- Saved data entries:
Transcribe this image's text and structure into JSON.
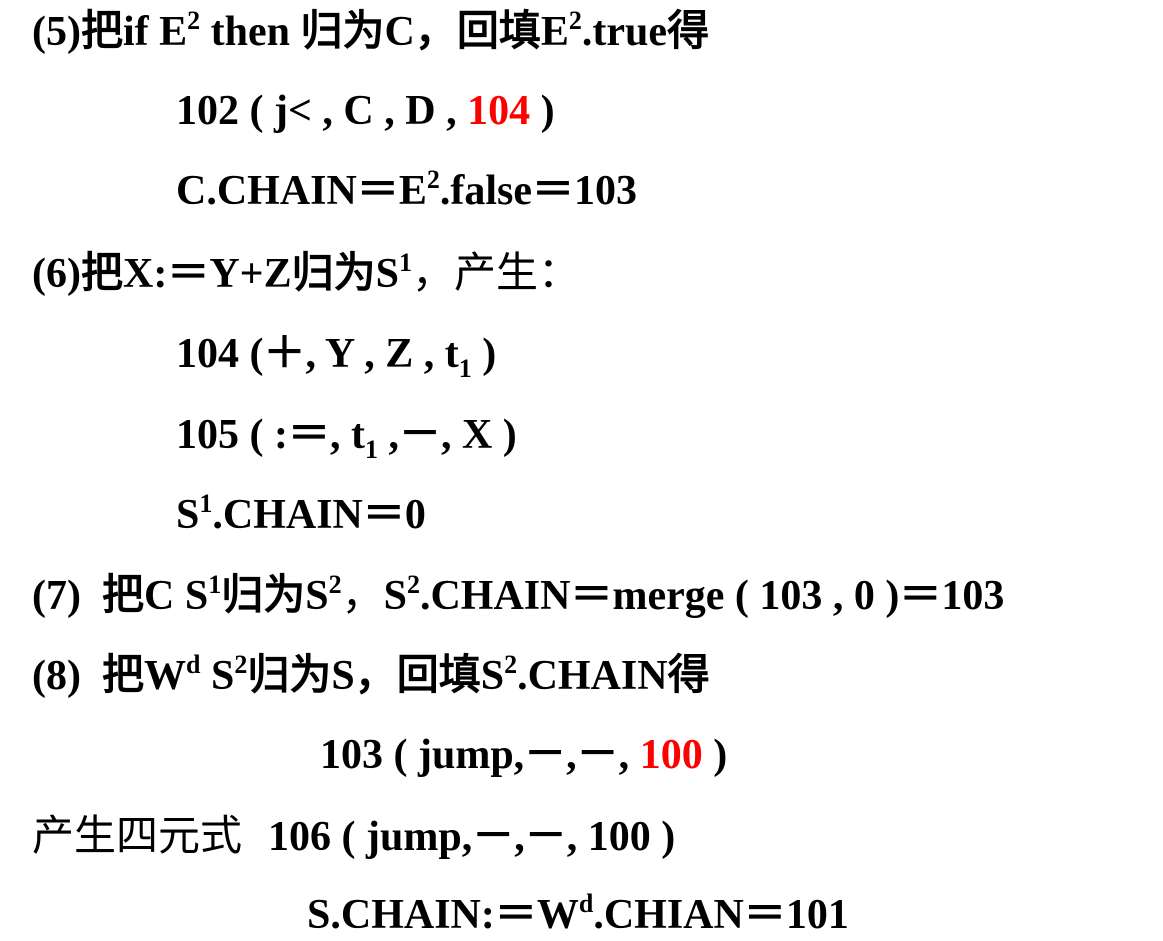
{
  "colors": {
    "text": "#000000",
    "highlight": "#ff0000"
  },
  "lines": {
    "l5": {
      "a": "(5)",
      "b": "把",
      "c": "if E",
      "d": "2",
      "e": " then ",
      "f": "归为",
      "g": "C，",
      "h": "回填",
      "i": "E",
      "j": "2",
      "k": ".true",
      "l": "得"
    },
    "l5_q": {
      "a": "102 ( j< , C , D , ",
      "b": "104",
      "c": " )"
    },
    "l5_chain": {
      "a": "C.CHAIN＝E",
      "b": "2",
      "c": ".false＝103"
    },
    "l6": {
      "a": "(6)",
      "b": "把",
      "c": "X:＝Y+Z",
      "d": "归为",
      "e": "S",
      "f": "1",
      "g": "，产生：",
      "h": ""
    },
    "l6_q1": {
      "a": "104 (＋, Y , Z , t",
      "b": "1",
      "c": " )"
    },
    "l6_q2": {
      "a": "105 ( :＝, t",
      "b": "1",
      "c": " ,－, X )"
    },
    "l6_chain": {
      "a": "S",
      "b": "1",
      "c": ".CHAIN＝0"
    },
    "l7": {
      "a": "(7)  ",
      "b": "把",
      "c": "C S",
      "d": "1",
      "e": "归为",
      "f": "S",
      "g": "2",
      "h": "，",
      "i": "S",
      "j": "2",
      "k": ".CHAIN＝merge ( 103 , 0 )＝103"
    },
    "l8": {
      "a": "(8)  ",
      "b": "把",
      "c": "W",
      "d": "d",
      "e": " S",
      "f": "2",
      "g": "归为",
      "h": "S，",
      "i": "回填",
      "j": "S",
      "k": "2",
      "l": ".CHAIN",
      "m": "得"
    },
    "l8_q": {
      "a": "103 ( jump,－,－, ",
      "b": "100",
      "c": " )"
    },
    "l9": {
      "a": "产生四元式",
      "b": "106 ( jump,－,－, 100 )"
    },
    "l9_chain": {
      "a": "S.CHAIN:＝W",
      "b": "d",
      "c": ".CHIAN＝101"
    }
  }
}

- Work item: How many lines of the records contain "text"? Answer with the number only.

- Written response: 2